When a Stewart rant fortified by his research generates millions of Web hits, as did the contrast between right-wing pundits’ takes on Bristol Palin and Jamie Lynn Spears’ teenage pregnancies, Chodikoff is only vaguely aware. “I’m out of the whole hipster, viral thing,” he says.
The guests he’s been most excited to meet include Bob Woodward and Carl Bernstein, whom he asked to make out his copy of “All the President’s Men” to “the Woodstein of ‘The Daily Show.’” To which Carl Bernstein replied, “How do we know you’re the Woodstein of ‘The Daily Show?’”

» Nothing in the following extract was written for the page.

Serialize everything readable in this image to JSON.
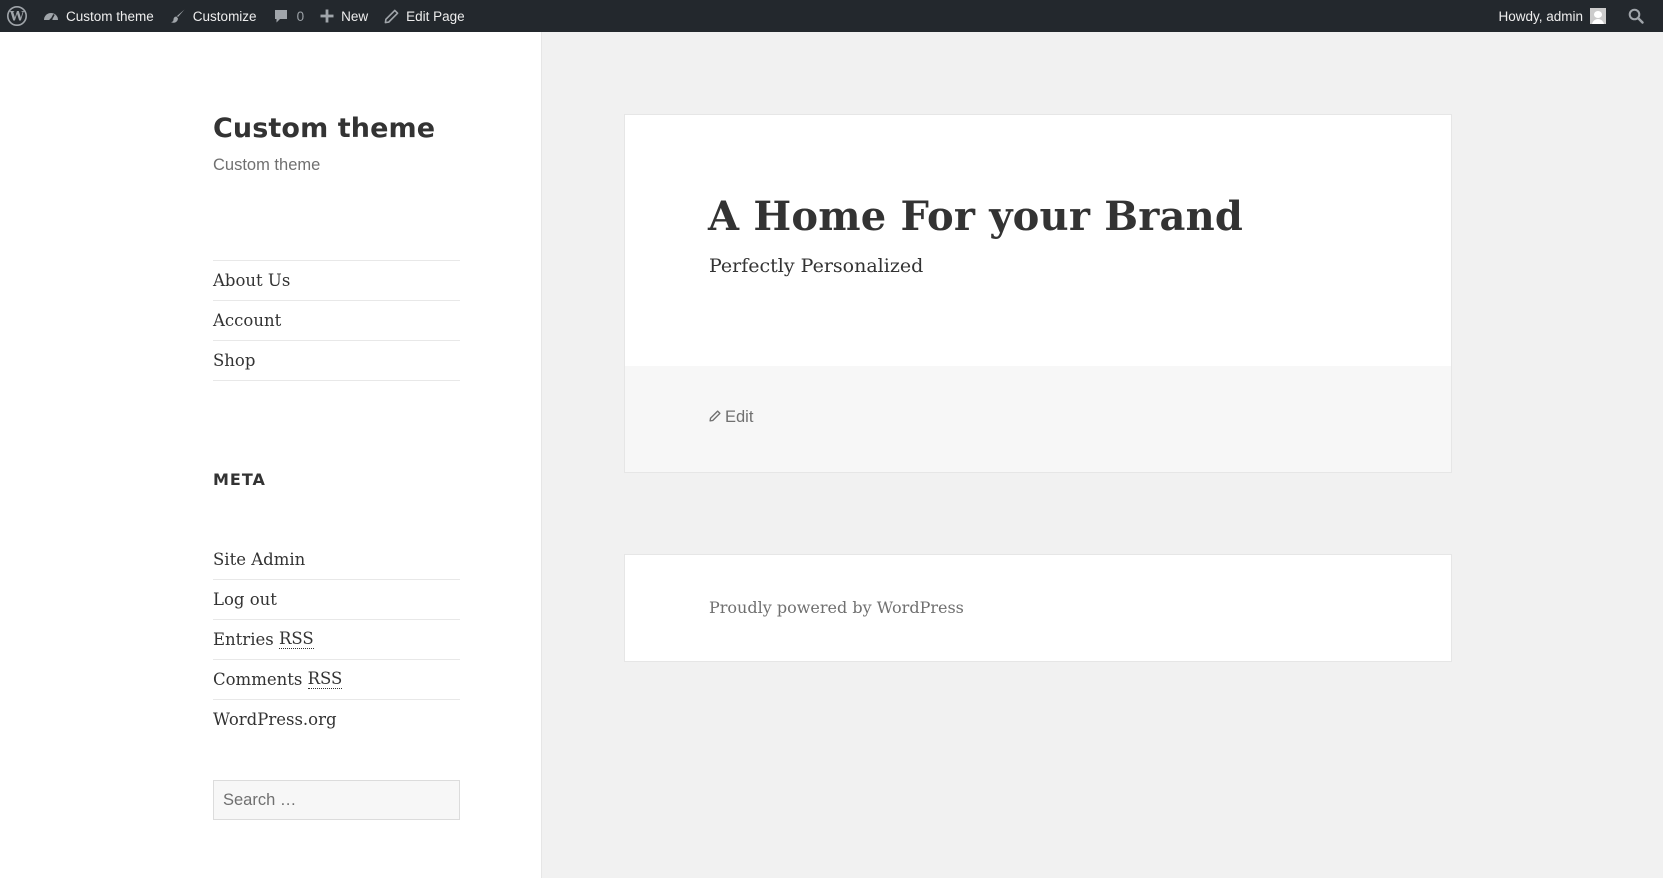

Maybe because this “quasi journalist” (his words) does the legwork, like calling the Joint Committee on Taxation to get data on pork-barrel spending. He expects the same scrupulousness in a story about him: “Don’t be like The New York Times Magazine lady and redact everything,” he says. And he frets, often, about whether his comments merit printing. “Is this OK? Is this good copy?…I know all the phrases.”
But while Chodikoff has the ethics of a journalist — for example, recently declining to volunteer for a state Senate campaign even though it’s not officially forbidden — he, Stewart and the writers don’t need access to officials to do their jobs. “Just give me the transcript to the press briefing — it’s readily available,” said Chodikoff. “I don’t have to be in the room. I might not be able to ask questions of [White House spokeswoman] Dana Perino, but I can find stuff and say, ‘This doesn’t make sense,’ or ‘This is a funny line that Jon can riff off of.’” And, when Perino was a guest on the show, Stewart asked Chodikoff minutes before airtime to find an example of the White House — having insisted during the Valerie Plame scandal that it doesn’t comment on ongoing investigations — actually commenting on one. (Mission accomplished, with Bush proclaiming Tom Delay’s innocence of campaign finance felonies.)

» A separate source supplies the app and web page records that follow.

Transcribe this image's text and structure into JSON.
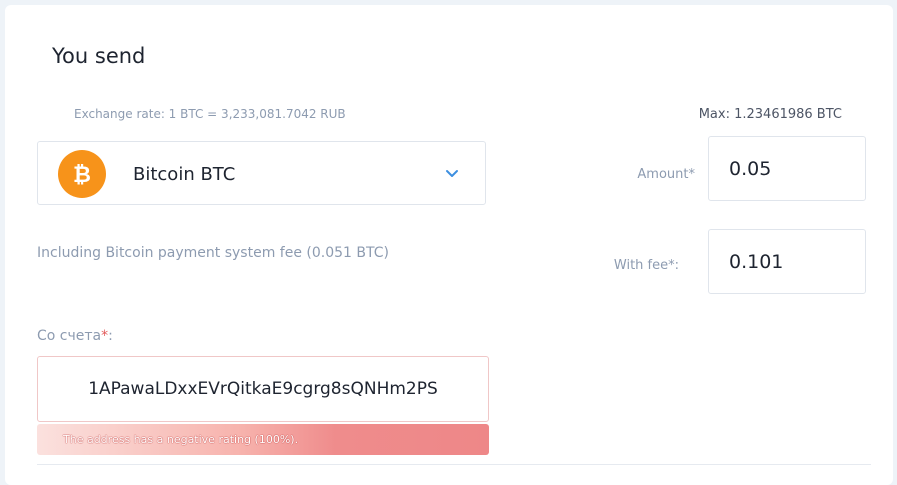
{
  "form": {
    "title": "You send",
    "exchange_rate": "Exchange rate: 1 BTC = 3,233,081.7042 RUB",
    "max": "Max: 1.23461986 BTC",
    "currency": {
      "name": "Bitcoin BTC",
      "icon": "bitcoin-icon",
      "icon_glyph": "₿",
      "color": "#f7931a"
    },
    "amount_label": "Amount*",
    "amount_value": "0.05",
    "with_fee_label": "With fee*:",
    "with_fee_value": "0.101",
    "fee_note": "Including Bitcoin payment system fee (0.051 BTC)",
    "account_label": "Со счета",
    "account_required": "*",
    "account_label_suffix": ":",
    "address_value": "1APawaLDxxEVrQitkaE9cgrg8sQNHm2PS",
    "error": "The address has a negative rating (100%)."
  },
  "colors": {
    "accent": "#3d8fe0",
    "error": "#ee8788",
    "bitcoin": "#f7931a"
  }
}
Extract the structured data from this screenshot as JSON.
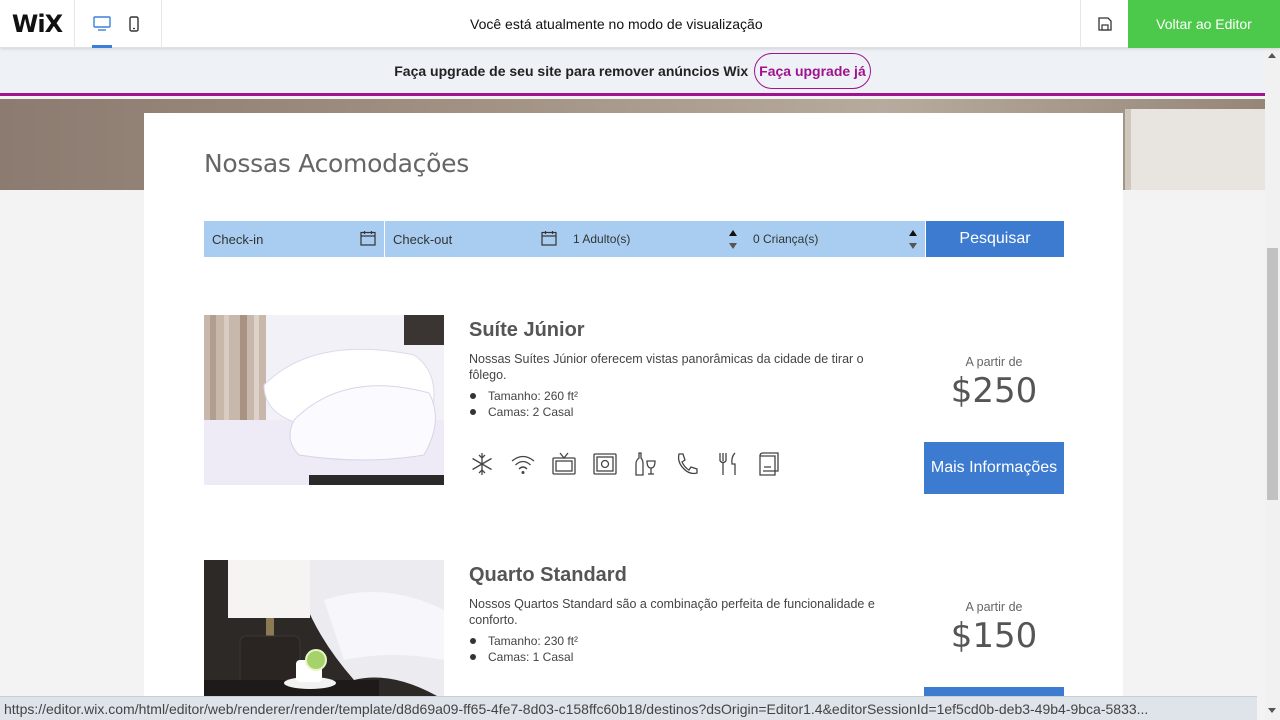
{
  "topbar": {
    "logo": "WiX",
    "desktop_icon": "desktop-icon",
    "mobile_icon": "mobile-icon",
    "mode_text": "Você está atualmente no modo de visualização",
    "save_icon": "save-icon",
    "back_button": "Voltar ao Editor",
    "accent_color": "#4cc84a"
  },
  "upgrade": {
    "text": "Faça upgrade de seu site para remover anúncios Wix",
    "button": "Faça upgrade já",
    "color": "#a0138e"
  },
  "page": {
    "heading": "Nossas Acomodações"
  },
  "search": {
    "checkin": "Check-in",
    "checkout": "Check-out",
    "adults": "1 Adulto(s)",
    "children": "0 Criança(s)",
    "button": "Pesquisar",
    "button_color": "#3d7bd1"
  },
  "rooms": [
    {
      "name": "Suíte Júnior",
      "description": "Nossas Suítes Júnior oferecem vistas panorâmicas da cidade de tirar o fôlego.",
      "features": [
        "Tamanho: 260 ft²",
        "Camas: 2 Casal"
      ],
      "amenities": [
        "snowflake-icon",
        "wifi-icon",
        "tv-icon",
        "safe-icon",
        "minibar-icon",
        "phone-icon",
        "restaurant-icon",
        "towel-icon"
      ],
      "from_label": "A partir de",
      "price": "$250",
      "button": "Mais Informações"
    },
    {
      "name": "Quarto Standard",
      "description": "Nossos Quartos Standard são a combinação perfeita de funcionalidade e conforto.",
      "features": [
        "Tamanho: 230 ft²",
        "Camas: 1 Casal"
      ],
      "from_label": "A partir de",
      "price": "$150"
    }
  ],
  "status_url": "https://editor.wix.com/html/editor/web/renderer/render/template/d8d69a09-ff65-4fe7-8d03-c158ffc60b18/destinos?dsOrigin=Editor1.4&editorSessionId=1ef5cd0b-deb3-49b4-9bca-5833..."
}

“You ever seen ‘The Godfather’?” said Chodikoff, a Moorestown, N.J., native who had entry-level gigs at several television shows before joining “The Daily Show” in its early days. “I’m like the guy taping the gun in the bathroom so that Jon can grab it and come out blazing.”
Behind Stewart’s grilling of former Undersecretary of Defense Douglas Feith was Chodikoff with a file of what he calls “pure information.” In anticipation, “Jon basically had me disprove the entire Iraq war,” and Chodikoff saw the interview as a culmination of his work.
It has become commonplace to say “The Daily Show” does the work of the mainstream media — The New York Times, echoing a blog refrain, noted in August that the show “energetically tackled the big issues of the day…in ways that straight news programs cannot: speaking truth to power in blunt, sometimes profane language, while using satire and playful looniness to ensure that their political analysis never becomes solemn or pretentious.”
Comedic liberty aside, Chodikoff thinks it’s not that simple. “I don’t shake my fist at Brian Williams and say, ‘Oh, Brian, why didn’t you do that?’” he said. “I’m not that much of a screen yeller. Unless I’m watching baseball….Richard Engel and Martha Raddatz and all those people are out risking their lives. I’m in my little cubicle on West 52nd and the biggest thing I have to deal with is the A train coming a little late.”
That said, he’s particularly proud of the moments when his research has pointed out substantive stories the major network newscasts mostly ignored, such as the second phase of the Senate Intelligence report in June, which concluded that the Bush administration lied in making the case for the Iraq war. Stewart skewered the Big Three for using their airtime for froth instead. “When they set themselves up for a target,” Chodikoff said, “I love going in and getting them.”